__AIM OF THE EXERCISE__: The answer should consist of each line below that contains the word "text".

(Element data from apps and pages)
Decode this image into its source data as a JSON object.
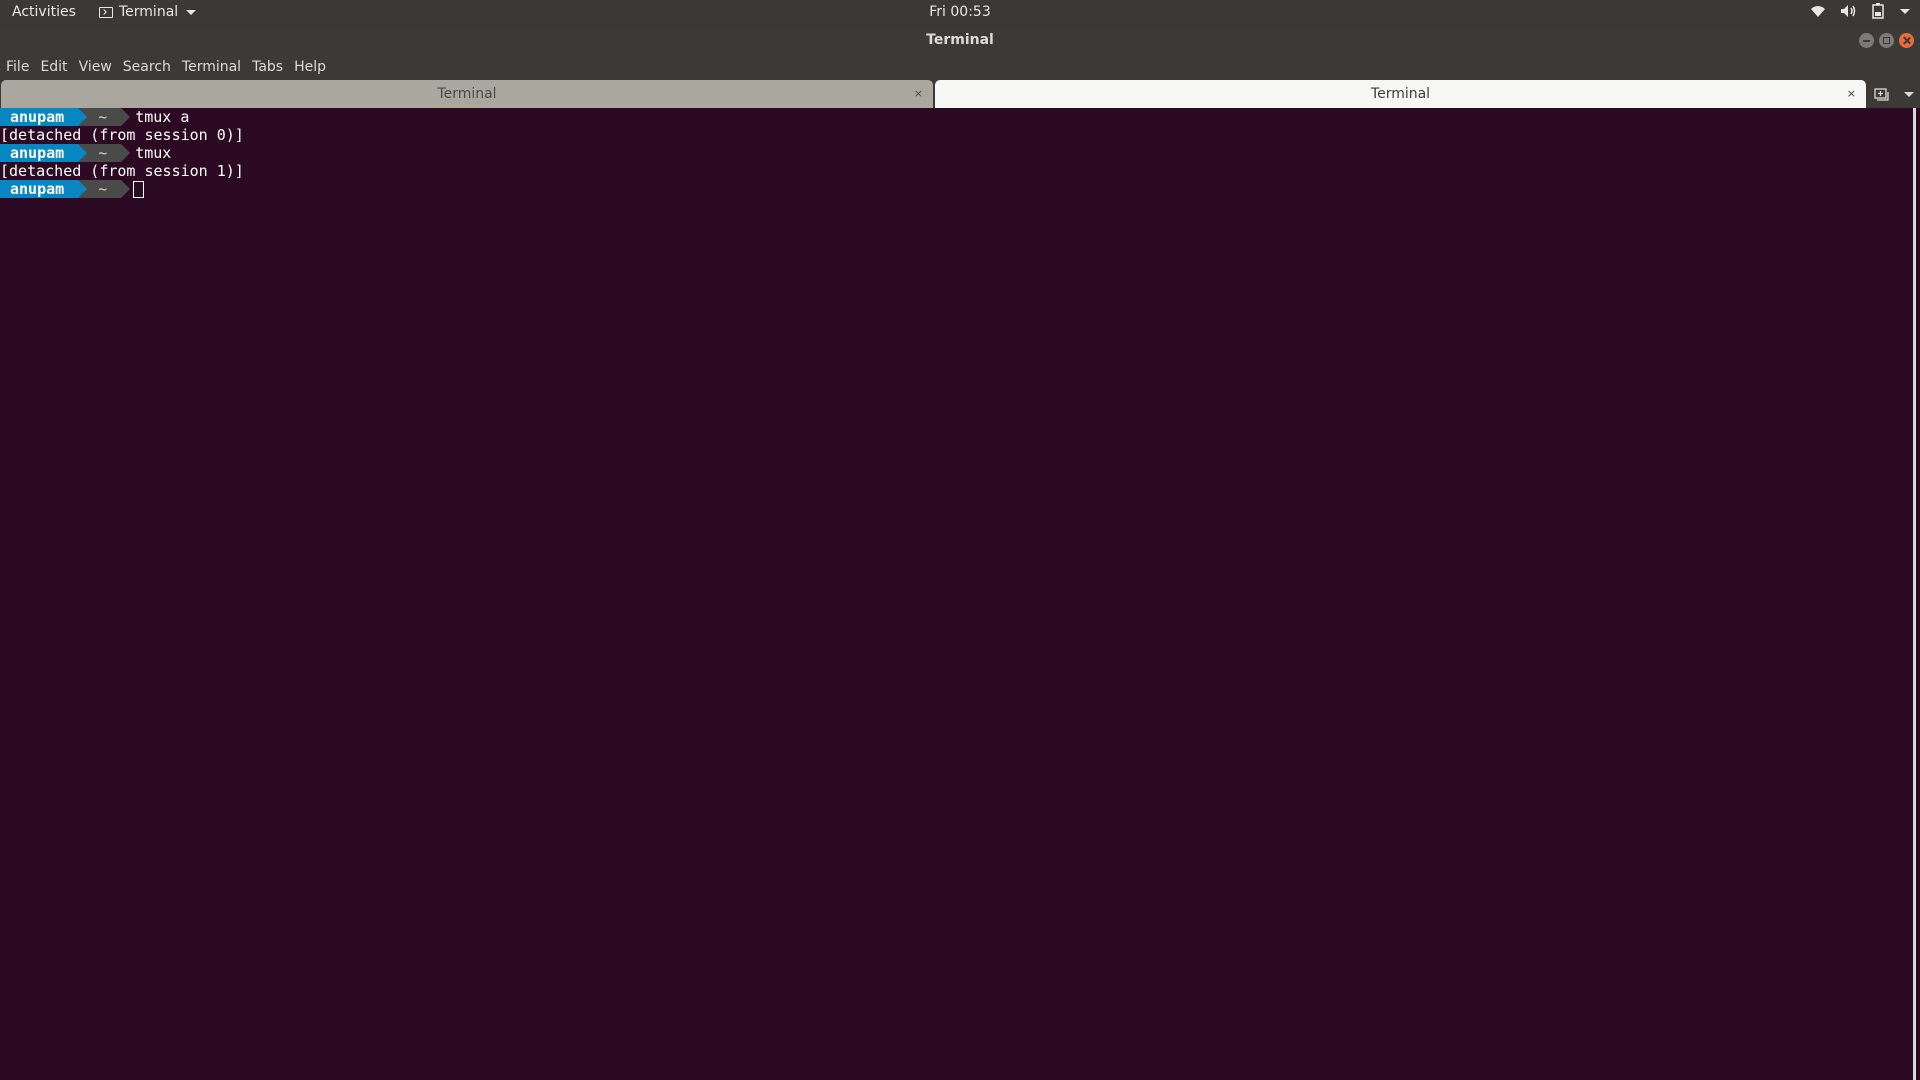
{
  "top_panel": {
    "activities": "Activities",
    "app_menu_label": "Terminal",
    "clock": "Fri 00:53",
    "tray_icons": [
      "wifi-icon",
      "volume-icon",
      "battery-icon",
      "system-menu-caret-icon"
    ]
  },
  "window": {
    "title": "Terminal",
    "controls": [
      "minimize",
      "maximize",
      "close"
    ]
  },
  "menubar": {
    "items": [
      "File",
      "Edit",
      "View",
      "Search",
      "Terminal",
      "Tabs",
      "Help"
    ]
  },
  "tabs": [
    {
      "label": "Terminal",
      "active": false,
      "close": "×"
    },
    {
      "label": "Terminal",
      "active": true,
      "close": "×"
    }
  ],
  "terminal": {
    "lines": [
      {
        "type": "prompt",
        "user": "anupam",
        "dir": "~",
        "command": "tmux a"
      },
      {
        "type": "output",
        "text": "[detached (from session 0)]"
      },
      {
        "type": "prompt",
        "user": "anupam",
        "dir": "~",
        "command": "tmux"
      },
      {
        "type": "output",
        "text": "[detached (from session 1)]"
      },
      {
        "type": "prompt",
        "user": "anupam",
        "dir": "~",
        "command": ""
      }
    ]
  },
  "colors": {
    "terminal_bg": "#2c0a24",
    "prompt_user_bg": "#0687c2",
    "prompt_dir_bg": "#4a4a4a",
    "panel_bg": "#3a3937",
    "close_button": "#ef6a3b"
  }
}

__YOUR SOLUTION__:
        "text": "[detached (from session 0)]"
        "text": "[detached (from session 1)]"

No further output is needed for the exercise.